He has a humorous fiction book coming out in early 2013, and just finished another fiction manuscript. He also has “501,” which was released by Nautilus Publishing Co. in Oxford just in time for Christmas.
“Growing up, my daddy’s idea of a summer vacation was piling me and my four siblings in the station wagon and driving around looking at Civil War battlefields and old antebellum homes,” he said. “That was summer vacation.”
History remains a pastime for White, who keeps learning new things about the old days.
One of his favorite entries in “501” involves Amite Female Academy.
When Union troops arrived to burn down the building, the school’s president and the Union commander recognized each other as old friends.
“They didn’t burn it, but they took 11 pianos out and burned them,” White said. “What good did that do for the war effort? Burning pianos?”
That story appears in the South Mississippi chapter. Another of White’s favorites can be found in the Sports chapter. It concerns Ole Miss football team’s 114-0 victory over Union College in 1904.
“The was the 74th worst beat down in NCAA history,” he said. “What struck me was there were 73 worse beat downs than 114 to nothing.”
For the record, the all-time record goes to Georgia Tech, which topped Cumberland 222-0 in 1916. Tech ran for 1,680 yards and didn’t attempt a single pass.”
The book’s chapters include Celebrity & Entertainment, Disasters, Native Mississippians, The River and Literature & Journalism.
The What’s in a Name? chapter delves into the meanings behind different place names in the state.

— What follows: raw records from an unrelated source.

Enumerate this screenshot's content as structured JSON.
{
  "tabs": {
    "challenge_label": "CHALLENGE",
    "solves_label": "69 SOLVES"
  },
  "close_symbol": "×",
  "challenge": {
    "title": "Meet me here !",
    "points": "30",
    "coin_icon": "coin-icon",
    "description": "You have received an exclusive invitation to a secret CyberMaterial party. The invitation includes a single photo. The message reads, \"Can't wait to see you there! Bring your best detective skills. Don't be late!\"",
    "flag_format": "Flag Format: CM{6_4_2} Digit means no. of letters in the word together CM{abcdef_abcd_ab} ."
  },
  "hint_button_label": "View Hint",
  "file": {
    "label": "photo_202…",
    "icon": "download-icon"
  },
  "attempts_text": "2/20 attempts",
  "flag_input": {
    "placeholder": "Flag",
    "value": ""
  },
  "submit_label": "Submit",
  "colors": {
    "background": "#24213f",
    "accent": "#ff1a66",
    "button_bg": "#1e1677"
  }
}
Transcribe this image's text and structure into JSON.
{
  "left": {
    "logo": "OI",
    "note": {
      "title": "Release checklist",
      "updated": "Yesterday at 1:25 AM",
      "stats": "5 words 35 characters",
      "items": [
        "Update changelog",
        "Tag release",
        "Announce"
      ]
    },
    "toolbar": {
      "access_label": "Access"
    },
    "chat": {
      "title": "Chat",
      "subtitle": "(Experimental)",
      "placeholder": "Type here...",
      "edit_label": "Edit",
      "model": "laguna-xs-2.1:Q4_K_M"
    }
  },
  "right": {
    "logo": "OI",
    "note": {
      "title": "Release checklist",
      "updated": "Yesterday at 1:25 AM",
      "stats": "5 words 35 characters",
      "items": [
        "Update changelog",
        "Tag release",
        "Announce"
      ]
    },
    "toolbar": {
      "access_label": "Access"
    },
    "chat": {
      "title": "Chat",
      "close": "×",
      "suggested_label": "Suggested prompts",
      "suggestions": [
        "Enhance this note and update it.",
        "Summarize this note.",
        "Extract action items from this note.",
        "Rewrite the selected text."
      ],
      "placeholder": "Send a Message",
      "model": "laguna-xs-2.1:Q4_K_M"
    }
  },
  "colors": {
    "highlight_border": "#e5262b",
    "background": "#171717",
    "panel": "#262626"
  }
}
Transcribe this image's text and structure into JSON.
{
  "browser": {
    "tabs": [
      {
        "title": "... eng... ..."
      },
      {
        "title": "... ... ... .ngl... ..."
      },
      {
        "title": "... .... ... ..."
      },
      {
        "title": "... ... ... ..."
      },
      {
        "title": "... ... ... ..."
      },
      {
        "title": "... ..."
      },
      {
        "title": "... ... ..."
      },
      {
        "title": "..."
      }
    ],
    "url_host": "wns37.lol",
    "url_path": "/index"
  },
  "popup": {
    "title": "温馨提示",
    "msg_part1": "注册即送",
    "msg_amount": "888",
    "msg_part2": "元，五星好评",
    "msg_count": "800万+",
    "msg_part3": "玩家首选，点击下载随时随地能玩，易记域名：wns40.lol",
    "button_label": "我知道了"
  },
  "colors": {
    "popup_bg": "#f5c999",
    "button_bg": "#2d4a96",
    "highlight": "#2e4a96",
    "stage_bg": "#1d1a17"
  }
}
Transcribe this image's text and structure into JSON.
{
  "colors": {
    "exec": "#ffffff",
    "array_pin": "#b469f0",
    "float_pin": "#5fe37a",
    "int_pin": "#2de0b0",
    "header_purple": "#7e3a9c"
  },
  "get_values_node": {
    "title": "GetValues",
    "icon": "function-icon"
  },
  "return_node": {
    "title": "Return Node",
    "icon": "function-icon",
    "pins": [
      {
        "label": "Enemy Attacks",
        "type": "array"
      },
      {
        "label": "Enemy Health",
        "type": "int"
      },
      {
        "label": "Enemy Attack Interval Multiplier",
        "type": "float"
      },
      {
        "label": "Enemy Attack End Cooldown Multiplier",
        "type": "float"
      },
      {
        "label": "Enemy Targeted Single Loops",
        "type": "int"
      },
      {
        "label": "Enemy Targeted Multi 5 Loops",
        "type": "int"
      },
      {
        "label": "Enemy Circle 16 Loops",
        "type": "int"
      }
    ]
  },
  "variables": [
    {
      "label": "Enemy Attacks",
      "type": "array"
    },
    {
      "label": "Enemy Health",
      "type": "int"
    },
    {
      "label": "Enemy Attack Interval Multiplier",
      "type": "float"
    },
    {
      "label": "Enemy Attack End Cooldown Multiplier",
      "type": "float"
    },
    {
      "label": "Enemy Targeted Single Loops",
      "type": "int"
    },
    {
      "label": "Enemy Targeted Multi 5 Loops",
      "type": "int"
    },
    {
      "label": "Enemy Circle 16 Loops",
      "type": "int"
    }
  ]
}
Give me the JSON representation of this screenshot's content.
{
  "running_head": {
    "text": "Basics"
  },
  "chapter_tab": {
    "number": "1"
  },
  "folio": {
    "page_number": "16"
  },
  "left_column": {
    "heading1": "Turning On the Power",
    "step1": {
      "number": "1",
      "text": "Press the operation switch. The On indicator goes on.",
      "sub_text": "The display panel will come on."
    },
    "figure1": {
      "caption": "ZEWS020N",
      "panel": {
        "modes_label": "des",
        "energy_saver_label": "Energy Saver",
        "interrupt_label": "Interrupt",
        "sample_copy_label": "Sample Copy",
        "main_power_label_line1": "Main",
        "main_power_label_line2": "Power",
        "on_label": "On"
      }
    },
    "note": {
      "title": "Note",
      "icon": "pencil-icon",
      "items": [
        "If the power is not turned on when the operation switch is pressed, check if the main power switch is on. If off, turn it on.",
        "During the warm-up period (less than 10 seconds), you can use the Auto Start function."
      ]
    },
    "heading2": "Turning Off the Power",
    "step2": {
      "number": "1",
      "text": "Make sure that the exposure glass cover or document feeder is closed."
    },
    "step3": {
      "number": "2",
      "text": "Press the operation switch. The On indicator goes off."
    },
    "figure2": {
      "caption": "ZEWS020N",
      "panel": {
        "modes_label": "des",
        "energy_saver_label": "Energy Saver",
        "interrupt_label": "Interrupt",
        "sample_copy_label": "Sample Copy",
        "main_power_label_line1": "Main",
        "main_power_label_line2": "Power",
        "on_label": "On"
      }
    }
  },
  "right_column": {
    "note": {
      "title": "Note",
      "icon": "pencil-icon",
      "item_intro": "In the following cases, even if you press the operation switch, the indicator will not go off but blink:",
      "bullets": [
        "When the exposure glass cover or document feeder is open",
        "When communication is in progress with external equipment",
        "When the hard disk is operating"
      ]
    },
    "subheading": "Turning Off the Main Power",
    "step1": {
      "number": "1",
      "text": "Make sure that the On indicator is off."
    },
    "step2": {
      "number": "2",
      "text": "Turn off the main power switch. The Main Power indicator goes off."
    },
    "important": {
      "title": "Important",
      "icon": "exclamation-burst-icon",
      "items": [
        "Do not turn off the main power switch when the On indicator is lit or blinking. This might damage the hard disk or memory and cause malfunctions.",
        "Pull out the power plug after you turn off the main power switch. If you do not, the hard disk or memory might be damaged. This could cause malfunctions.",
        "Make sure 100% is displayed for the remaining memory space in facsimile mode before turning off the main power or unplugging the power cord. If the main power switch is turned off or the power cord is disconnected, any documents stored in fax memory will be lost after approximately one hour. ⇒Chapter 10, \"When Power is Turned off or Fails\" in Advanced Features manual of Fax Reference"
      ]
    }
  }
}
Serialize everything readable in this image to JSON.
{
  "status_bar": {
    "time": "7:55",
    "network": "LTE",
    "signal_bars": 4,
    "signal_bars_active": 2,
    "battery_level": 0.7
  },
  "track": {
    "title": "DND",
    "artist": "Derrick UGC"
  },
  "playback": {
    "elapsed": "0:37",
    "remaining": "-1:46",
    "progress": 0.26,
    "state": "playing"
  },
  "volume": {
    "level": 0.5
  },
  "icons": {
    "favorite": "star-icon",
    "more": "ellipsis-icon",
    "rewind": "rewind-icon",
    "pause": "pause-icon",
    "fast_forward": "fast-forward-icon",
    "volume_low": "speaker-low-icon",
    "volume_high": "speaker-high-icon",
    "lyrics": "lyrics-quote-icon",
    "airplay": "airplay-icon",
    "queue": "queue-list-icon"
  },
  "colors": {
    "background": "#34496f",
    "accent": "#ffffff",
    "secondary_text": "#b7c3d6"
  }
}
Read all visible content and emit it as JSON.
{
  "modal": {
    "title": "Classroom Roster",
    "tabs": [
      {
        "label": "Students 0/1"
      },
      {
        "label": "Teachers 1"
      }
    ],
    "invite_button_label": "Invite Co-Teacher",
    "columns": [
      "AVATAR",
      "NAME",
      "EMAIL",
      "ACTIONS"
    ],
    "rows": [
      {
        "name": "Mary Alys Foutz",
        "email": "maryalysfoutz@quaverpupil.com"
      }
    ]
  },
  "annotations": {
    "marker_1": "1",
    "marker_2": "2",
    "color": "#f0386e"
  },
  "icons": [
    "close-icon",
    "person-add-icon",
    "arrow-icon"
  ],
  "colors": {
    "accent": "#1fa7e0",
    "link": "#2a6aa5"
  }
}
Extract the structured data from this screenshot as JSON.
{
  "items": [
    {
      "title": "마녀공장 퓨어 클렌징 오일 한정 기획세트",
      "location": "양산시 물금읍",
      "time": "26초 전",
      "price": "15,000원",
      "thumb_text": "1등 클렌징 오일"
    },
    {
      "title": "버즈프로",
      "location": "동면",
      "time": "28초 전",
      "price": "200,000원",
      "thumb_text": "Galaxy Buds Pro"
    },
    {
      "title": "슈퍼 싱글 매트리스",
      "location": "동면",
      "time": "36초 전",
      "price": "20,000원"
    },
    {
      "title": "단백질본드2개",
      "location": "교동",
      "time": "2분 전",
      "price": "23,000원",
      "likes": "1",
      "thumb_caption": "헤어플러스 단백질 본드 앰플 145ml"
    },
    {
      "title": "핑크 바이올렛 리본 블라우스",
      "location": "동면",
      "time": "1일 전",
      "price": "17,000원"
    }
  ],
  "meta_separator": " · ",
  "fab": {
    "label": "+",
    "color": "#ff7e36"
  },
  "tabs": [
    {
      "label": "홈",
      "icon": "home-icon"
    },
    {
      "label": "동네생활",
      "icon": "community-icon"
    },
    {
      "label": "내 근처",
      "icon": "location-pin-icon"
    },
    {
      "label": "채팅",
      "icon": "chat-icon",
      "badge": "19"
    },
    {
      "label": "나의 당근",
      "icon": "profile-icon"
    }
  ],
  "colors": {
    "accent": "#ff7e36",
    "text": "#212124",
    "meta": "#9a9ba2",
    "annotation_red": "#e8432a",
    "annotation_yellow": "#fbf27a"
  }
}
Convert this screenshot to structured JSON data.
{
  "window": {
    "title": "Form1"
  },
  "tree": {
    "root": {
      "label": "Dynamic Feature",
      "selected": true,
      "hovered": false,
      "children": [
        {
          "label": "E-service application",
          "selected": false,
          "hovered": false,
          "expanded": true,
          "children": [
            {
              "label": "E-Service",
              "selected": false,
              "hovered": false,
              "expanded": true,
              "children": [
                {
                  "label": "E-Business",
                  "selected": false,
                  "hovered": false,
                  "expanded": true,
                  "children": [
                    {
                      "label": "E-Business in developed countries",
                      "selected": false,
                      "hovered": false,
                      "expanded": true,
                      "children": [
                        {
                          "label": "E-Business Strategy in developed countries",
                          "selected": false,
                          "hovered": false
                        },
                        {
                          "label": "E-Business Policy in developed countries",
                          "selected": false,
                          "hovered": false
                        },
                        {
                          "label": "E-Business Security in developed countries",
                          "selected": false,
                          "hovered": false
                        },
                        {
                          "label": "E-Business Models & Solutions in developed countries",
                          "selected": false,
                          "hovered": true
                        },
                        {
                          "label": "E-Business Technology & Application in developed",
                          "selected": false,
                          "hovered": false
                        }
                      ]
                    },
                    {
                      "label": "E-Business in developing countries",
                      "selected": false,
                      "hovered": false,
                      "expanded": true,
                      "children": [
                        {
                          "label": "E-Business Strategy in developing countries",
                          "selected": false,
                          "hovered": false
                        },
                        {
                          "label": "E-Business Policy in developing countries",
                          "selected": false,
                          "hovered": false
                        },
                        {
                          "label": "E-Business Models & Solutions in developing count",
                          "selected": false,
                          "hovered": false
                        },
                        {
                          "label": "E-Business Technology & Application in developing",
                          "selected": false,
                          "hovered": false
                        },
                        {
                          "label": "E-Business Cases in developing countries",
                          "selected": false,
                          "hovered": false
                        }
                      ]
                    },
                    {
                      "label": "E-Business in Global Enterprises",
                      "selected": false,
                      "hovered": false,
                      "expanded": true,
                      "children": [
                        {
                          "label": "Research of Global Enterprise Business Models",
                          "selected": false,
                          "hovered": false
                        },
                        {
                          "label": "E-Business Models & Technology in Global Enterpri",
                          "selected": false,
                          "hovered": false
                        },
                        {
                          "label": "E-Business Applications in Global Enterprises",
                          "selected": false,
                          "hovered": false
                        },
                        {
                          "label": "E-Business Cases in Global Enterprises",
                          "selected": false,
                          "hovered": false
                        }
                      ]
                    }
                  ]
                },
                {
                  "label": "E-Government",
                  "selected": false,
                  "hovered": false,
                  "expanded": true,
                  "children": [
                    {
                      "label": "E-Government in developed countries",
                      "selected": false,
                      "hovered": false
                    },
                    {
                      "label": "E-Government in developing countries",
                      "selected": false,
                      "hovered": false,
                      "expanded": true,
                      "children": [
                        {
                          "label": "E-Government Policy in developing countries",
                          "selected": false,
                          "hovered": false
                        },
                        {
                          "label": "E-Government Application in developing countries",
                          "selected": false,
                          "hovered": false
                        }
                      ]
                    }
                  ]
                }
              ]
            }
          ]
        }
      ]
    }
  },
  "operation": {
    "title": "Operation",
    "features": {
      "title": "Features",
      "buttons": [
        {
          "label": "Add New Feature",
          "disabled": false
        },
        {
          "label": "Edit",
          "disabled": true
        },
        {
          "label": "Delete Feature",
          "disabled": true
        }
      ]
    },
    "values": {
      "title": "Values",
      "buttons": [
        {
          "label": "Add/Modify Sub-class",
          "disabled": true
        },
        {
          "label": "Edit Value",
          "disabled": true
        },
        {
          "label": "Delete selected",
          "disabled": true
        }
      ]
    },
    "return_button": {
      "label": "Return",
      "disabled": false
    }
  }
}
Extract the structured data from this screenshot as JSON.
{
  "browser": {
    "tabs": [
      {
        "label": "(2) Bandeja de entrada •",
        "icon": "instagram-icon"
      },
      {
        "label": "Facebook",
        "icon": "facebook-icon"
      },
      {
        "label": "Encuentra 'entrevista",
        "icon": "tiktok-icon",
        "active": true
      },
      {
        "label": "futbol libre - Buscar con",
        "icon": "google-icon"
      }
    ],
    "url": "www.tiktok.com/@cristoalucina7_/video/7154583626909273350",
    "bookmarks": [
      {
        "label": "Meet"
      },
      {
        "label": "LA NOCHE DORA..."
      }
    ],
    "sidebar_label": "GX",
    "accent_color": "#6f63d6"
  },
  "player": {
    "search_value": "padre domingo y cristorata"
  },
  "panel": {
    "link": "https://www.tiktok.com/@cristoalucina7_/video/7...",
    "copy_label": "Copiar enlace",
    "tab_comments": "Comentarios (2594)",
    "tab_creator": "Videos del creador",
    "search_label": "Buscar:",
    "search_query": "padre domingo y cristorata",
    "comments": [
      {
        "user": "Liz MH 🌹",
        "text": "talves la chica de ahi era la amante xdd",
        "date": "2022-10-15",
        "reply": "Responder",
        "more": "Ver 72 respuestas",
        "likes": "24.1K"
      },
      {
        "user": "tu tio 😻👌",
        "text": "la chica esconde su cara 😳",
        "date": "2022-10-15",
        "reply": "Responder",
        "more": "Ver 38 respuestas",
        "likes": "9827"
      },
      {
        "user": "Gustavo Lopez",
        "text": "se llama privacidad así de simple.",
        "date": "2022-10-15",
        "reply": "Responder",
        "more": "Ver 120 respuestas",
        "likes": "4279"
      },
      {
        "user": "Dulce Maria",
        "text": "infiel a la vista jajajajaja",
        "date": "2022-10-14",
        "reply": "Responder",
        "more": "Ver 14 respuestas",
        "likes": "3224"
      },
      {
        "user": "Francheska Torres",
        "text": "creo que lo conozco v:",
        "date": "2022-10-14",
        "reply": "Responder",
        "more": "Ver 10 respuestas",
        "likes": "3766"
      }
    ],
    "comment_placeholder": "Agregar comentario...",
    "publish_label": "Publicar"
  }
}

It also documents the humor of Jefferson Davis’ mother.
“His middle name was Finis which in Latin means ‘The End,’” White writes. “When Davis arrived, he already had nine siblings.”
Happy to share
As White has traveled to book signings, he’s learned that Mississippi trivia is serious business to some.
“I’ve been challenged about facts,” he said. “There are people out there who might know about one thing, but they know it backwards and forwards.”
Some have questioned the “501” limit, and suggested he should’ve done “601” to go with Mississippi’s area code.
“I thought I was pushing it to get to 501,” he said.
He didn’t want to consider “662” for northern Mississippi, but said “228” along the coast might have been a smart way to go.
There’s nothing life-changing between the hard-bound pages of “501.” But all of the book’s facts have been clogging White’s brain and house for a while now, and he’s happy to share.
“I just have sticky notes all over my home,” he said. “When something hits me, I don’t want to lose it, so I write it down and stick it somewhere. It makes a mess around my house, but it works.”